▸ What you are asked to do
Down to the last line, retype the records below exactly and skip the pictures.

Stored items from a collection:
==================================================

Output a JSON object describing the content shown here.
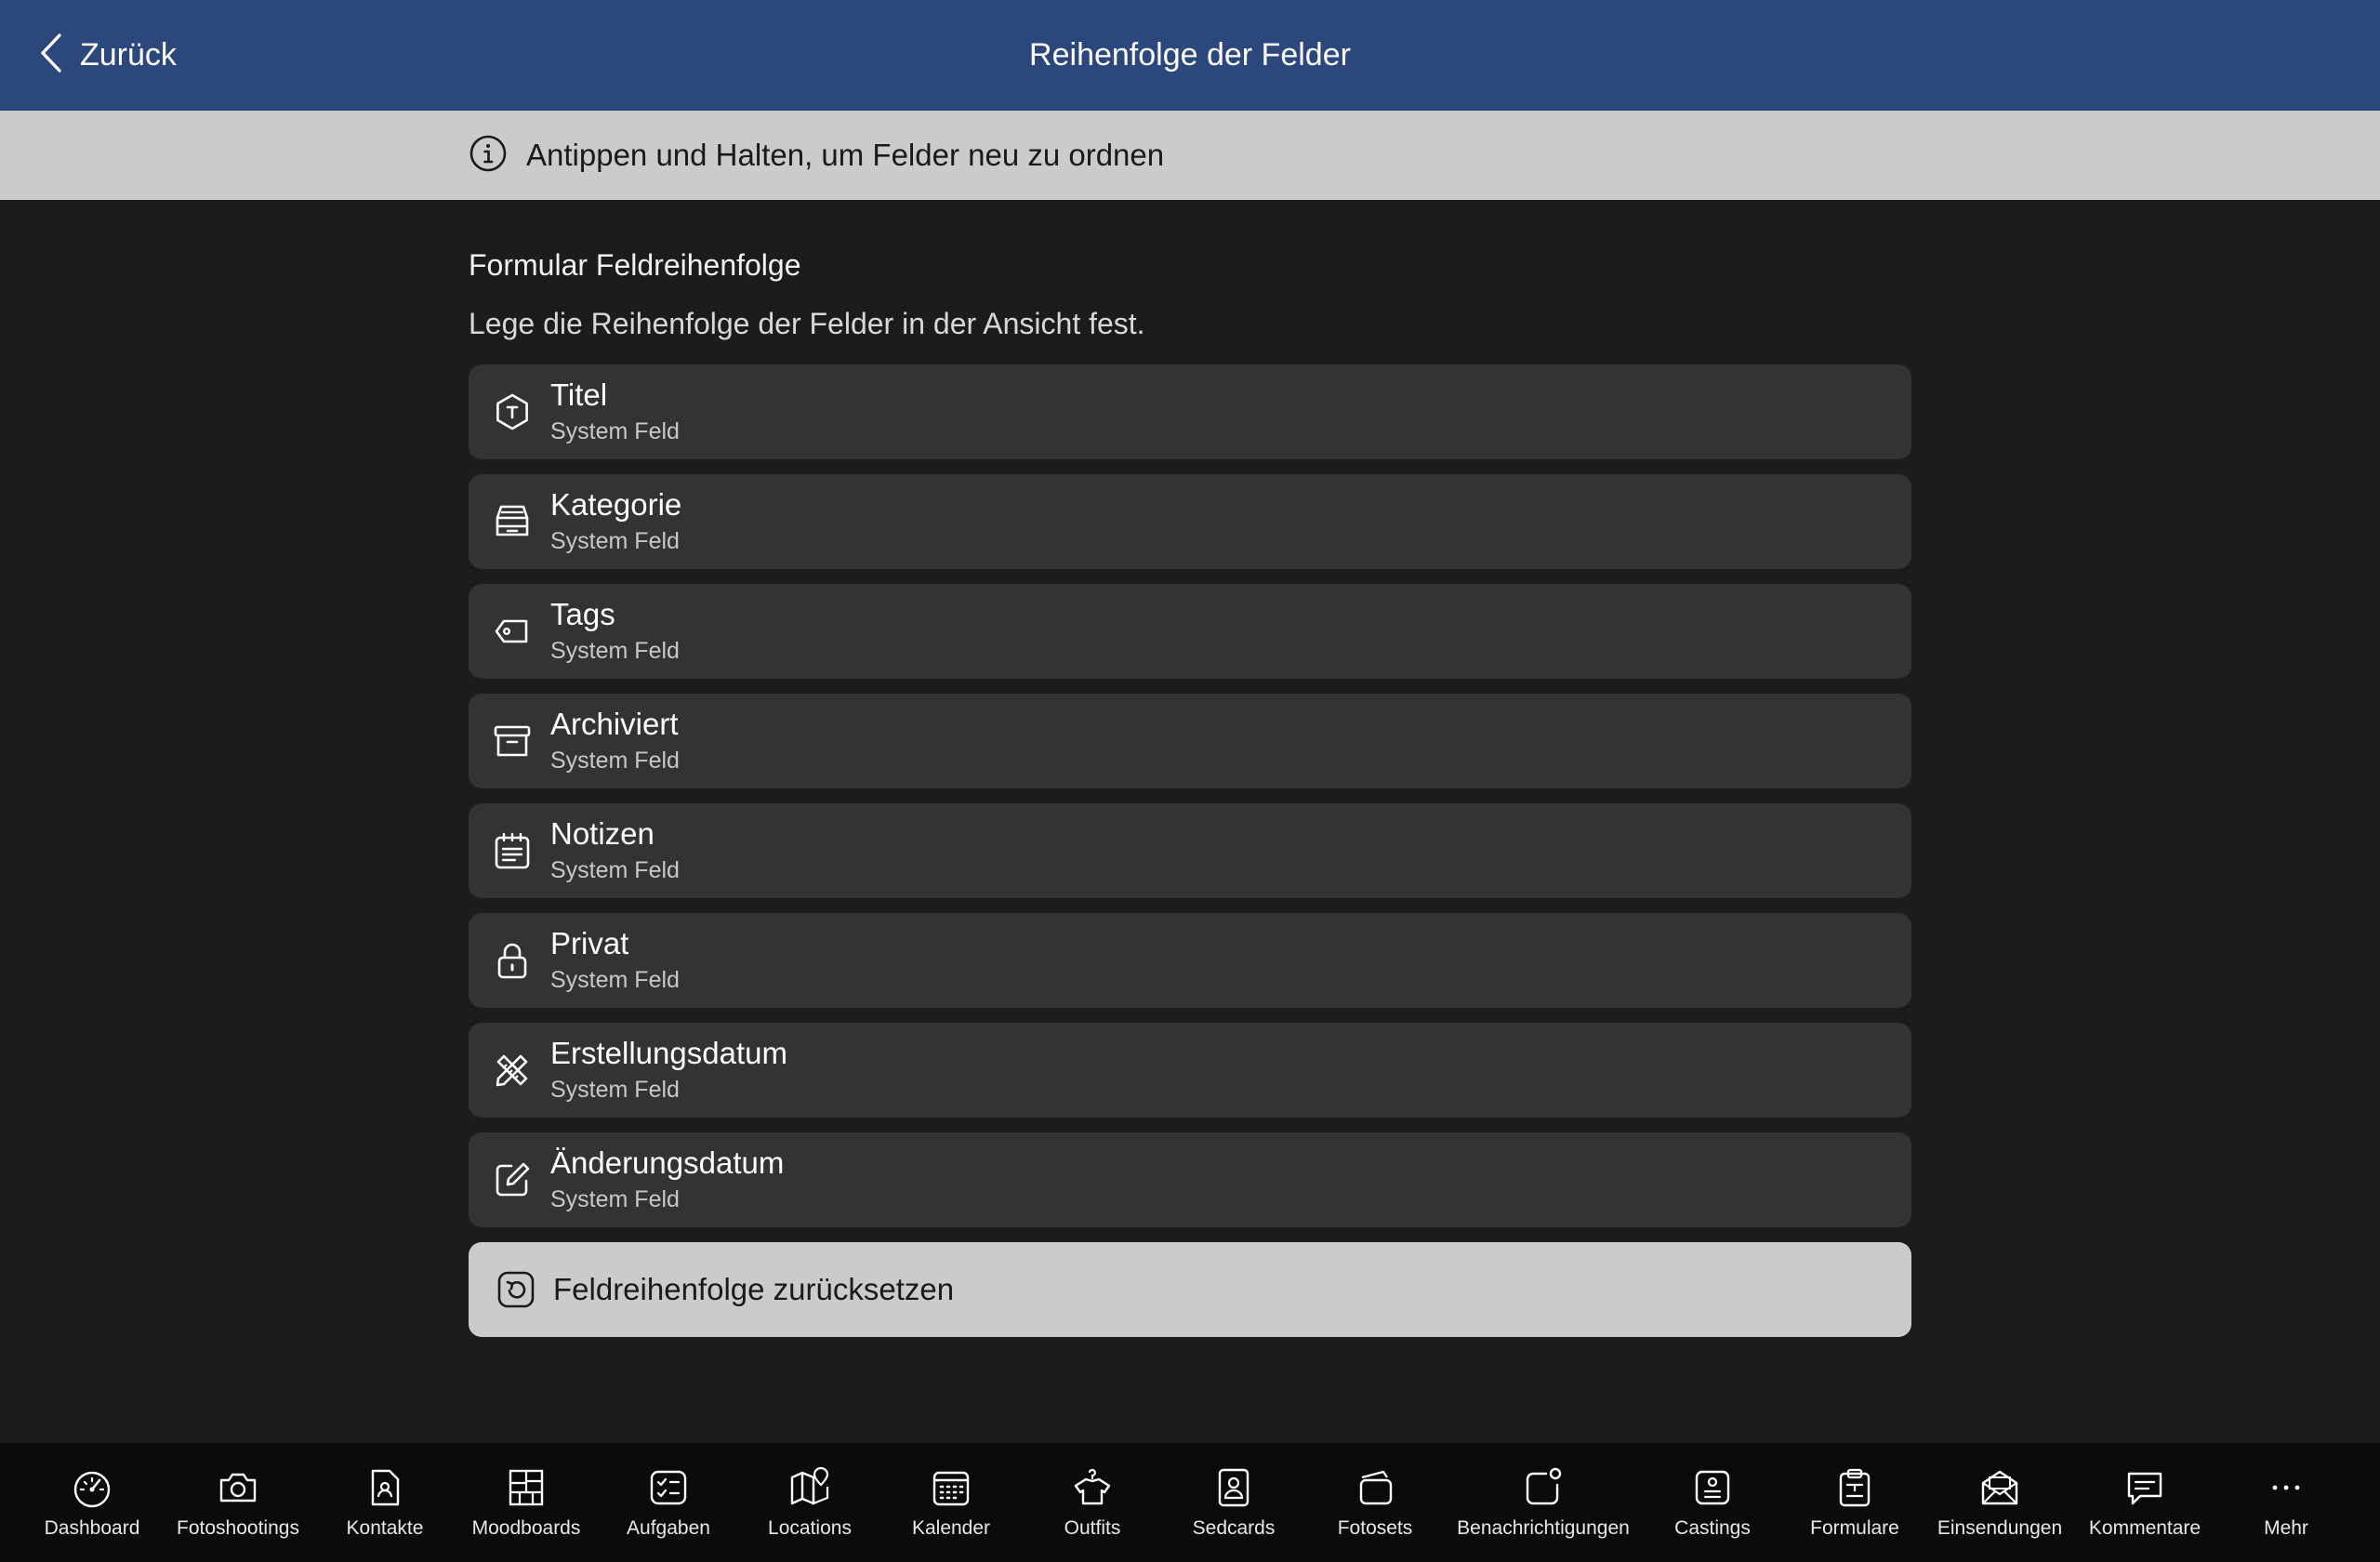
{
  "header": {
    "back_label": "Zurück",
    "title": "Reihenfolge der Felder"
  },
  "banner": {
    "icon": "info-icon",
    "text": "Antippen und Halten, um Felder neu zu ordnen"
  },
  "section": {
    "title": "Formular Feldreihenfolge",
    "description": "Lege die Reihenfolge der Felder in der Ansicht fest."
  },
  "fields": [
    {
      "name": "Titel",
      "subtitle": "System Feld",
      "icon": "title-hexagon-icon"
    },
    {
      "name": "Kategorie",
      "subtitle": "System Feld",
      "icon": "category-tray-icon"
    },
    {
      "name": "Tags",
      "subtitle": "System Feld",
      "icon": "tag-icon"
    },
    {
      "name": "Archiviert",
      "subtitle": "System Feld",
      "icon": "archive-box-icon"
    },
    {
      "name": "Notizen",
      "subtitle": "System Feld",
      "icon": "notes-icon"
    },
    {
      "name": "Privat",
      "subtitle": "System Feld",
      "icon": "lock-icon"
    },
    {
      "name": "Erstellungsdatum",
      "subtitle": "System Feld",
      "icon": "pencil-ruler-icon"
    },
    {
      "name": "Änderungsdatum",
      "subtitle": "System Feld",
      "icon": "edit-icon"
    }
  ],
  "reset_button": {
    "label": "Feldreihenfolge zurücksetzen",
    "icon": "reset-icon"
  },
  "tabs": [
    {
      "label": "Dashboard",
      "icon": "dashboard-gauge-icon"
    },
    {
      "label": "Fotoshootings",
      "icon": "camera-icon"
    },
    {
      "label": "Kontakte",
      "icon": "contact-file-icon"
    },
    {
      "label": "Moodboards",
      "icon": "moodboard-grid-icon"
    },
    {
      "label": "Aufgaben",
      "icon": "tasks-checklist-icon"
    },
    {
      "label": "Locations",
      "icon": "map-pin-icon"
    },
    {
      "label": "Kalender",
      "icon": "calendar-icon"
    },
    {
      "label": "Outfits",
      "icon": "shirt-hanger-icon"
    },
    {
      "label": "Sedcards",
      "icon": "sedcard-portrait-icon"
    },
    {
      "label": "Fotosets",
      "icon": "photo-stack-icon"
    },
    {
      "label": "Benachrichtigungen",
      "icon": "notification-badge-icon"
    },
    {
      "label": "Castings",
      "icon": "casting-id-icon"
    },
    {
      "label": "Formulare",
      "icon": "clipboard-form-icon"
    },
    {
      "label": "Einsendungen",
      "icon": "mail-open-icon"
    },
    {
      "label": "Kommentare",
      "icon": "comment-icon"
    },
    {
      "label": "Mehr",
      "icon": "more-dots-icon"
    }
  ],
  "colors": {
    "header_bg": "#2c477c",
    "page_bg": "#1c1c1c",
    "row_bg": "#333333",
    "banner_bg": "#cbcbcb",
    "tabbar_bg": "#0b0b0b"
  }
}
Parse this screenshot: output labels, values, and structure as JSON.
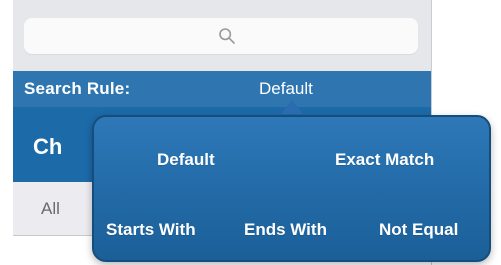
{
  "search": {
    "icon": "search-icon",
    "placeholder": ""
  },
  "search_rule": {
    "label": "Search Rule:",
    "value": "Default"
  },
  "title_band": {
    "text": "Ch"
  },
  "tab_row": {
    "label": "All"
  },
  "popover": {
    "options": [
      "Default",
      "Exact Match",
      "Starts With",
      "Ends With",
      "Not Equal"
    ]
  },
  "colors": {
    "bar_blue": "#2f76b1",
    "band_blue": "#1d6aa9",
    "popover_blue": "#236ca9",
    "text_white": "#ffffff"
  }
}
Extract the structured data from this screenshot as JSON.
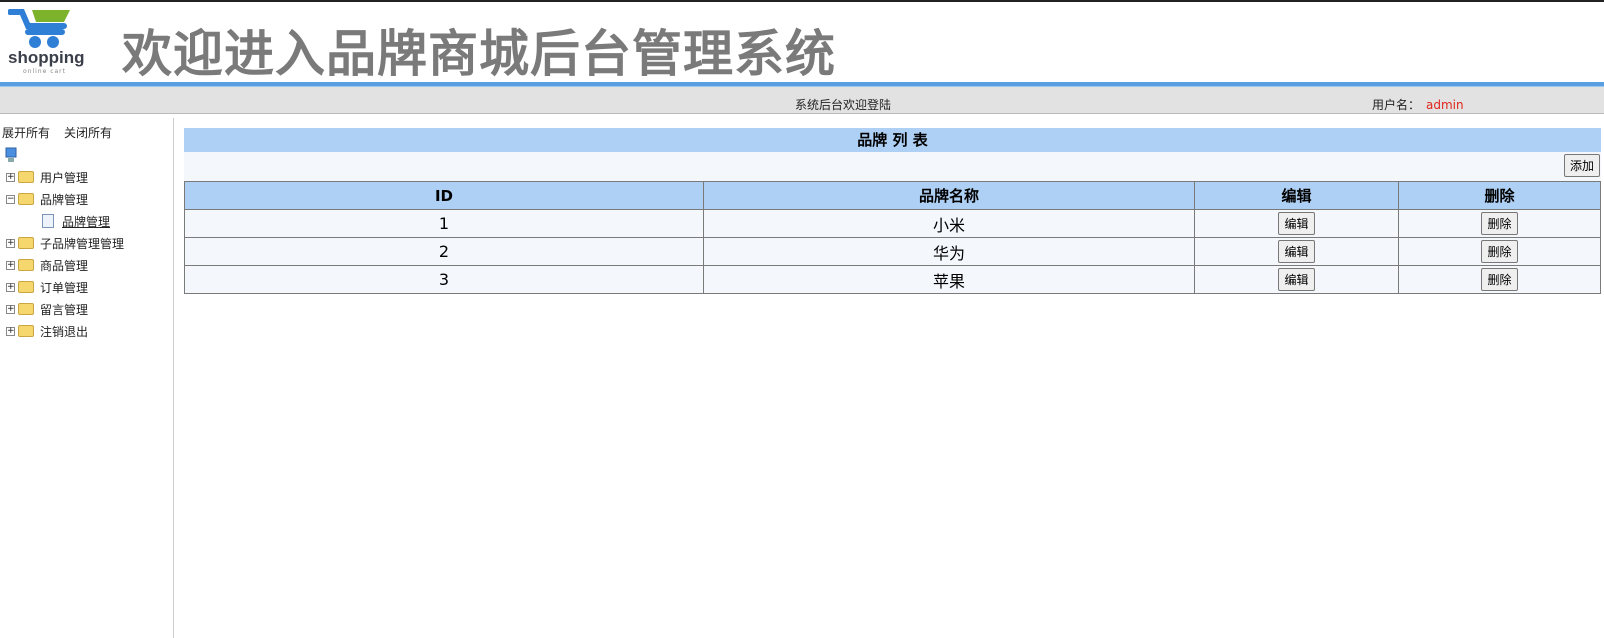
{
  "header": {
    "logo_text": "shopping",
    "logo_sub": "online cart",
    "title": "欢迎进入品牌商城后台管理系统"
  },
  "bar": {
    "welcome": "系统后台欢迎登陆",
    "user_label": "用户名：",
    "user_name": "admin"
  },
  "sidebar": {
    "expand_all": "展开所有",
    "collapse_all": "关闭所有",
    "items": [
      {
        "label": "用户管理",
        "sign": "+"
      },
      {
        "label": "品牌管理",
        "sign": "−",
        "children": [
          {
            "label": "品牌管理"
          }
        ]
      },
      {
        "label": "子品牌管理管理",
        "sign": "+"
      },
      {
        "label": "商品管理",
        "sign": "+"
      },
      {
        "label": "订单管理",
        "sign": "+"
      },
      {
        "label": "留言管理",
        "sign": "+"
      },
      {
        "label": "注销退出",
        "sign": "+"
      }
    ]
  },
  "main": {
    "caption": "品牌 列 表",
    "add": "添加",
    "columns": [
      "ID",
      "品牌名称",
      "编辑",
      "删除"
    ],
    "rows": [
      {
        "id": "1",
        "name": "小米",
        "edit": "编辑",
        "del": "删除"
      },
      {
        "id": "2",
        "name": "华为",
        "edit": "编辑",
        "del": "删除"
      },
      {
        "id": "3",
        "name": "苹果",
        "edit": "编辑",
        "del": "删除"
      }
    ]
  }
}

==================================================

▸ Solution for this exercise
Output a JSON object describing the content shown here.
{
  "header": {
    "back_label": "Zurück",
    "title": "Reihenfolge der Felder"
  },
  "banner": {
    "icon": "info-icon",
    "text": "Antippen und Halten, um Felder neu zu ordnen"
  },
  "section": {
    "title": "Formular Feldreihenfolge",
    "description": "Lege die Reihenfolge der Felder in der Ansicht fest."
  },
  "fields": [
    {
      "name": "Titel",
      "subtitle": "System Feld",
      "icon": "title-hexagon-icon"
    },
    {
      "name": "Kategorie",
      "subtitle": "System Feld",
      "icon": "category-tray-icon"
    },
    {
      "name": "Tags",
      "subtitle": "System Feld",
      "icon": "tag-icon"
    },
    {
      "name": "Archiviert",
      "subtitle": "System Feld",
      "icon": "archive-box-icon"
    },
    {
      "name": "Notizen",
      "subtitle": "System Feld",
      "icon": "notes-icon"
    },
    {
      "name": "Privat",
      "subtitle": "System Feld",
      "icon": "lock-icon"
    },
    {
      "name": "Erstellungsdatum",
      "subtitle": "System Feld",
      "icon": "pencil-ruler-icon"
    },
    {
      "name": "Änderungsdatum",
      "subtitle": "System Feld",
      "icon": "edit-icon"
    }
  ],
  "reset_button": {
    "label": "Feldreihenfolge zurücksetzen",
    "icon": "reset-icon"
  },
  "tabs": [
    {
      "label": "Dashboard",
      "icon": "dashboard-gauge-icon"
    },
    {
      "label": "Fotoshootings",
      "icon": "camera-icon"
    },
    {
      "label": "Kontakte",
      "icon": "contact-file-icon"
    },
    {
      "label": "Moodboards",
      "icon": "moodboard-grid-icon"
    },
    {
      "label": "Aufgaben",
      "icon": "tasks-checklist-icon"
    },
    {
      "label": "Locations",
      "icon": "map-pin-icon"
    },
    {
      "label": "Kalender",
      "icon": "calendar-icon"
    },
    {
      "label": "Outfits",
      "icon": "shirt-hanger-icon"
    },
    {
      "label": "Sedcards",
      "icon": "sedcard-portrait-icon"
    },
    {
      "label": "Fotosets",
      "icon": "photo-stack-icon"
    },
    {
      "label": "Benachrichtigungen",
      "icon": "notification-badge-icon"
    },
    {
      "label": "Castings",
      "icon": "casting-id-icon"
    },
    {
      "label": "Formulare",
      "icon": "clipboard-form-icon"
    },
    {
      "label": "Einsendungen",
      "icon": "mail-open-icon"
    },
    {
      "label": "Kommentare",
      "icon": "comment-icon"
    },
    {
      "label": "Mehr",
      "icon": "more-dots-icon"
    }
  ],
  "colors": {
    "header_bg": "#2c477c",
    "page_bg": "#1c1c1c",
    "row_bg": "#333333",
    "banner_bg": "#cbcbcb",
    "tabbar_bg": "#0b0b0b"
  }
}
Parse this screenshot: output labels, values, and structure as JSON.
{
  "search": {
    "icon": "search-icon",
    "placeholder": ""
  },
  "search_rule": {
    "label": "Search Rule:",
    "value": "Default"
  },
  "title_band": {
    "text": "Ch"
  },
  "tab_row": {
    "label": "All"
  },
  "popover": {
    "options": [
      "Default",
      "Exact Match",
      "Starts With",
      "Ends With",
      "Not Equal"
    ]
  },
  "colors": {
    "bar_blue": "#2f76b1",
    "band_blue": "#1d6aa9",
    "popover_blue": "#236ca9",
    "text_white": "#ffffff"
  }
}
Extract the structured data from this screenshot as JSON.
{
  "header": {
    "logo_text": "shopping",
    "logo_sub": "online cart",
    "title": "欢迎进入品牌商城后台管理系统"
  },
  "bar": {
    "welcome": "系统后台欢迎登陆",
    "user_label": "用户名：",
    "user_name": "admin"
  },
  "sidebar": {
    "expand_all": "展开所有",
    "collapse_all": "关闭所有",
    "items": [
      {
        "label": "用户管理",
        "sign": "+"
      },
      {
        "label": "品牌管理",
        "sign": "−",
        "children": [
          {
            "label": "品牌管理"
          }
        ]
      },
      {
        "label": "子品牌管理管理",
        "sign": "+"
      },
      {
        "label": "商品管理",
        "sign": "+"
      },
      {
        "label": "订单管理",
        "sign": "+"
      },
      {
        "label": "留言管理",
        "sign": "+"
      },
      {
        "label": "注销退出",
        "sign": "+"
      }
    ]
  },
  "main": {
    "caption": "品牌 列 表",
    "add": "添加",
    "columns": [
      "ID",
      "品牌名称",
      "编辑",
      "删除"
    ],
    "rows": [
      {
        "id": "1",
        "name": "小米",
        "edit": "编辑",
        "del": "删除"
      },
      {
        "id": "2",
        "name": "华为",
        "edit": "编辑",
        "del": "删除"
      },
      {
        "id": "3",
        "name": "苹果",
        "edit": "编辑",
        "del": "删除"
      }
    ]
  }
}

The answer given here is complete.